Wednesday, September 23, 2020

We need to balance between saving lives and the economy

The greater Gaborone was on Friday sent back to a two weeks long zonal lockdown. This will surely have a negative impact on our already ailing economy. 

Given the damage caused and registered during the past lockdown in April/May, it has become certain that a prolonged and draconian economic freeze will have its own negative health and social effects. Luckily, the latest lockdown comes when our Parliament is in session and we look up to them to guide the way forward. While traditionally the winter session or July session of Parliament is usually meant for legislation more than anything, It is the job of our law makers to weigh competing costs and risks that our nation could be facing at any given time. So, one hopes they will consider making time to draft some guidance on the way forward, particularly on the economic side things. 

Up until the President Holidays, it appeared to many of us that the government’s timely decision to step up contact tracing and enacting some of the earliest stay-at-home orders helped us slow the spread of the coronavirus. Up until recently, most Batswana largely supported public health and social measures enacted to protect them against the coronavirus. We were winning the battle, so we thought. However, on the economic side, we seem to be fighting a losing battle. The biggest spender in the land – the government is broke. The private sector on the other side seems to be not creative enough to sustain current jobs levels or keep the engine of the economy running in the absence of the biggest spender. This is understandable because that has been the structure of our economy. The structure that we need to change going forward. This is the structure that got us where we are in my view.  
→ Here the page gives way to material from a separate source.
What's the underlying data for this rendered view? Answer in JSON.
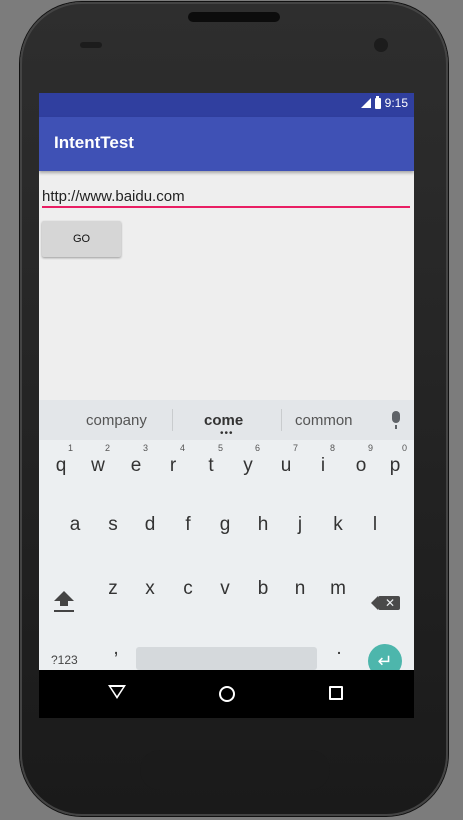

No one likes to speak of the economic costs of lives but doing so is embedded in what economists do. We therefore set our eyes specifically on our finance minister – Dr Thapelo Matsheka who is an economist by profession to guide his peers in parley. So far, the Economic Recovery Plan that was released recently by the ministry led by Matsheka has a few pointers that says we are serious about a quick recovery of our economy. 

The Plan beautifully state the need for improved domestic food production to achieve a higher degree of self-sufficiency in selected products.

“Despite historical problems in developing agricultural production (slow growth in output, weak productivity, limited effectiveness of government support programmes), it is felt that the country nevertheless has potential for agricultural sector growth”, reads part of the plan. 

It doesn’t end there; it also states that raising the productivity of agriculture is essential and potentially a source of “quick wins”, including enhancing domestic self-sufficiency, improving the balance of payments, job creation, innovation and the adoption of new technology.

But all these are not supported by anything bold. Maybe we are impatient but the last six months should have been the period in which we would have been bold enough to put up big ambitious projects that will see our import bill radically going down. We are fortunate enough to be a nation that has a lot of young people who can come up with innovative ideas on how to get our economy back on its feet. 

 The social distancing and economic cooling that we went through during the months of April and May were a necessary evil, especially considering the woeful unpreparedness of our public health sector. But as the throw jabs at each other each passing day, our MPs should not forget that there are economic consequences of locking people up over the long haul. We need to balance costs and benefits.Our legislatures should always bear in mind the level of stress that our ordinary folks who trade at the main mall, Gaborone Bus Rank, Makoro village or up north in Nata goes through during times like these. In the past when everyone else was helped they were left out in the cold to find their way back. What our policymakers and lawmakers tend to forget is that behind each of those small businesses be in Gaborone or other parts our country is an entrepreneur, often a family, that invested capital, work, hope, and a portion of their lives. Other things held constant; the SMEs are the engines of job creation in the future. Letting them fail in large numbers would have catastrophic consequences in our economy in both medium to long term. Our people must also adjust their behavior if we are to win against this virus and rebuild our economy. In the meantime, one can only make a humble submission to the government and companies operating trucks to consider providing decent accommodation to truck drivers. This would minimise the risk of transferring the virus from truck drivers to their families as some of them seem to be tempted to skip self-isolation after their return from South Africa. This would also mean a few lockdowns in the future hence room to rebuild the economy. The #Bottomline is that we need to balance between saving lives and the economy, because if we do not, depression of both the economy and the people will be the end of a nation we so much love – Botswana. 

RELATED STORIES

Read this week's paper

The Telegraph September 23

Digital edition of The Telegraph, September 23, 2020.